In 2014, we set out to explore employee and employer perspectives on current and emerging issues shaping the global workplace and the employment deal. Through two complementary global research initiatives — the 2014 Global Workforce Study of over 32,000 employee responses, and the 2014 Global Talent Management and Rewards Study of more than 1,600 participating organizations — we’ve gained insights into the driving factors of attraction, retention and sustainable engagement, the relative importance of effective talent management strategies and employee reward programs, and the diverging employee and employer views on what it takes to deliver an effective employment deal.
Our early findings reveal:
- Communication plays a key role in helping employees understand the competitive positioning of their base pay. But barely half (52%) of employees say their company does a good job of explaining pay programs.
- Sustainable engagement requires strong leaders and managers. In companies where both leaders and managers are perceived by employees as effective, 72% of employees are highly engaged.
- Inspiring and motivating employees is the most important driver of leadership effectiveness. Yet only slightly more than half (55%) of employees say their leaders inspire them.
- Despite the fact that employees cite trust in senior leadership as a key retention driver, only 62% of employers have a formal leadership development program in place.
- Just over half of employees believe there are enough people to get the job done, and more than a third report excessive pressure, but only 27% of all respondents ask managers for help to cope with stress.
- At the same time, many managers are ill-equipped to handle key aspects of career management. Only 33% of employers say managers are effective at conducting career development discussions as part of the performance management process.
- Most organizations don’t know if their career management programs are working. Only 27% of organizations indicate that they monitor the effectiveness of their career management programs.
- Employers looking to increase employee engagement levels can start by designing and executing a more consumer-like experience for employees; 70% of employees say their organization should understand them to the same degree they are expected to understand customers.
Our research offers insights that can help employers develop a compelling employment deal, and design and administer programs that help achieve their unique business goals. Throughout this year and next, we will share key findings and conclusions through content posted here and in other channels, including interactive and social media. We look forward to your reactions and a robust discussion.
About the Studies
The Towers Watson Global Talent Management and Rewards Study was fielded from April to June 2014 in 31 markets around the world and includes responses from 1,637 participating organizations. The participants represent a wide range of industries and geographic regions. The Towers Watson Global Workforce Study covers more than 32,000 employees selected from
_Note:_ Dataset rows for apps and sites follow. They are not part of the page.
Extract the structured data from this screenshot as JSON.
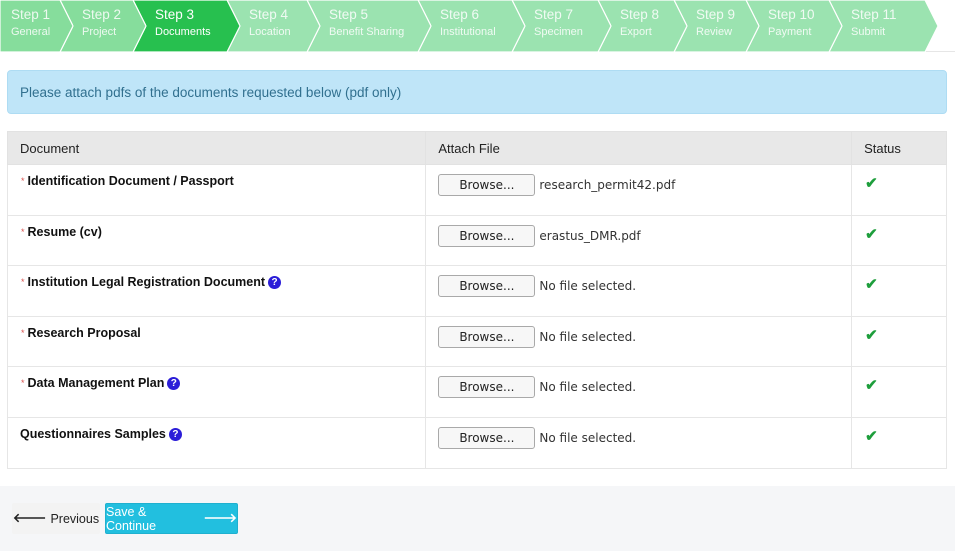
{
  "wizard": {
    "steps": [
      {
        "number": "Step 1",
        "label": "General"
      },
      {
        "number": "Step 2",
        "label": "Project"
      },
      {
        "number": "Step 3",
        "label": "Documents"
      },
      {
        "number": "Step 4",
        "label": "Location"
      },
      {
        "number": "Step 5",
        "label": "Benefit Sharing"
      },
      {
        "number": "Step 6",
        "label": "Institutional"
      },
      {
        "number": "Step 7",
        "label": "Specimen"
      },
      {
        "number": "Step 8",
        "label": "Export"
      },
      {
        "number": "Step 9",
        "label": "Review"
      },
      {
        "number": "Step 10",
        "label": "Payment"
      },
      {
        "number": "Step 11",
        "label": "Submit"
      }
    ],
    "active_step": 3,
    "colors": {
      "completed": "#86dd9c",
      "active": "#27c04f",
      "pending": "#9be3b0"
    }
  },
  "alert": {
    "text": "Please attach pdfs of the documents requested below (pdf only)"
  },
  "table": {
    "headers": {
      "document": "Document",
      "attach": "Attach File",
      "status": "Status"
    },
    "rows": [
      {
        "required": true,
        "name": "Identification Document / Passport",
        "help": false,
        "button": "Browse...",
        "file": "research_permit42.pdf",
        "status": "complete"
      },
      {
        "required": true,
        "name": "Resume (cv)",
        "help": false,
        "button": "Browse...",
        "file": "erastus_DMR.pdf",
        "status": "complete"
      },
      {
        "required": true,
        "name": "Institution Legal Registration Document",
        "help": true,
        "button": "Browse...",
        "file": "No file selected.",
        "status": "complete"
      },
      {
        "required": true,
        "name": "Research Proposal",
        "help": false,
        "button": "Browse...",
        "file": "No file selected.",
        "status": "complete"
      },
      {
        "required": true,
        "name": "Data Management Plan",
        "help": true,
        "button": "Browse...",
        "file": "No file selected.",
        "status": "complete"
      },
      {
        "required": false,
        "name": "Questionnaires Samples",
        "help": true,
        "button": "Browse...",
        "file": "No file selected.",
        "status": "complete"
      }
    ],
    "required_marker": "*",
    "help_glyph": "?",
    "check_glyph": "✔"
  },
  "footer": {
    "previous_label": "Previous",
    "save_label": "Save & Continue",
    "previous_icon": "arrow-left-icon",
    "save_icon": "arrow-right-icon"
  }
}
research panels that represent the populations of full-time employees working in large and midsize
organizations across a range of industries in 26 markets around the world. It was fielded online
during April and May 2014.